Cal Kestis is fighting a losing battle; and like the audience, he knows it.
After a misguided attempt to gather Imperial intelligence data goes sideways on the city-planet of Coruscant (a flashy and bombastic opening intro sequence for the game), Cat Kestis crash-lands on the backwater planet of Koboh, and makes his way to the rundown settlement of Rambler’s Reach for ship repairs.
It’s here, in the crumbling ruins of a struggling frontier town where the game truly begins.
Cal Kestis reunites with old friend Greez Dritus (now owner of the ramshackle watering hole Pyloon’s Saloon in the center of the Reach) and unintentionally finds himself in the role of protector and guardian of the struggling town.
EXPLORATION AND COMMUNITY BUILDING
While there are big struggles going on in the foreground of Jedi: Survivor (a hunt for mysterious force powered Mcguffins, a conflict with territorial raiders, the promise of a planet shrouded from the empire) - it’s the exploration of Koboh’s many winding paths and the small stories of the Rambler’s Reach community that have stayed with me.
Koboh is a character unto itself. A mysterious frontier planet on the edge of the galaxy, filled with debris from both the clone wars and the golden days of the Jedi Order.
Hordes of prospectors flocked to Koboh in brighter days, lured by the hopes of striking it rich by mining out the planet’s treasured Priorite shards. Today; Koboh is a ghost-town, many prospectors have lost their lives to the angry alien fauna and territorial raiders that dot its sprawling landscape.
And what a planet it is.
Cal’s first few steps out onto the planet’s surface are carefully orchestrated to evoke maximum wonder. Here is Cal at the edge of a cliff-face, staring out at the massive, sprawling natural environment ahead of him.
A giant dinosaur like alien towers over the scenery; broken down mineshafts, caves and exciting ruins dot the landscape.
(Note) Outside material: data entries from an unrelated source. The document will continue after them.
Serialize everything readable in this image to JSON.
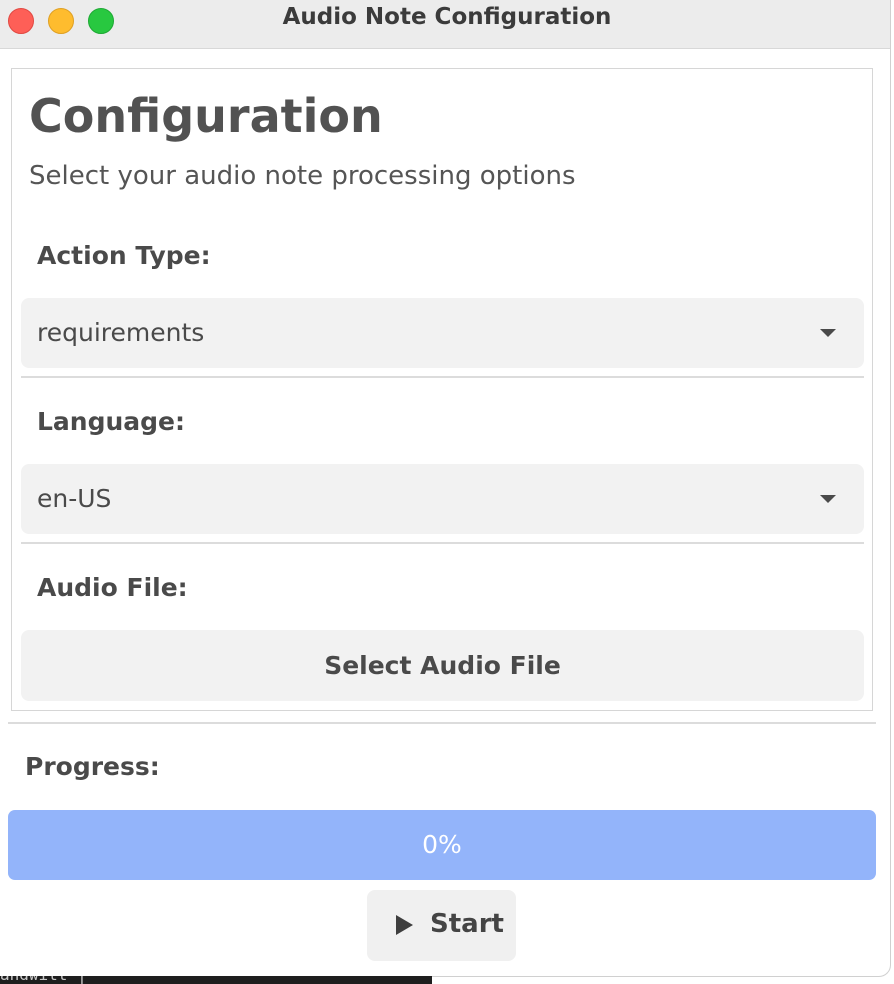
{
  "window": {
    "title": "Audio Note Configuration"
  },
  "header": {
    "title": "Configuration",
    "subtitle": "Select your audio note processing options"
  },
  "fields": {
    "action_type": {
      "label": "Action Type:",
      "value": "requirements"
    },
    "language": {
      "label": "Language:",
      "value": "en-US"
    },
    "audio_file": {
      "label": "Audio File:",
      "button_label": "Select Audio File"
    }
  },
  "progress": {
    "label": "Progress:",
    "value_text": "0%",
    "fraction": 0
  },
  "actions": {
    "start_label": "Start"
  },
  "icons": {
    "start": "play-icon",
    "dropdown": "chevron-down-icon"
  },
  "colors": {
    "progress_track": "#93b4fa",
    "progress_fill": "#4f7ef2",
    "close": "#fe5f57",
    "minimize": "#febc2e",
    "maximize": "#28c840"
  },
  "background_window": {
    "text": "andwitt | ^ ^"
  }
}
It’s the same feeling that ‘Breath of the Wild’ or ‘Oblivion’ capture in their opening moments. ‘All of this is yours to explore’.
FINDING YOUR PLACE IN THE UNIVERSE
Cal’s arrival is also an unintentional catalyst for the revival of Koboh.
Throughout his travels, Cal will stumble across down on their luck prospectors and adventurers throughout the galaxy, offering them shelter and security at Pyloon’s Saloon.
What starts as a rundown, busted dive bar soon turns into a thriving oasis of community in the face of the encroaching empire.
All sorts find their home at Pyloon’s; there’s the treasured fan favourite frog-like Turgle - a bumbling schemer, voiced brilliantly by Richard Horvitz of Invader Zim fame; old bumbling couple Gulu and Gido heckle and roast the town’s inhabitants; and the sound artist Asha Javi and her droid DJ companion DD-EC take up shop on the front-bar stage.
It’s a quick reminder how a community can manage to tenuously thrive at the fringes of oppression - and it provides a palpable reason for Cal Kestis to keep fighting; to find a home for those who need refuge from the Empire until it’s safe again.
A copy of STAR WARS JEDI SURVIVOR on PC and PlayStation 5 was provided to SIFTER for the purpose of this review.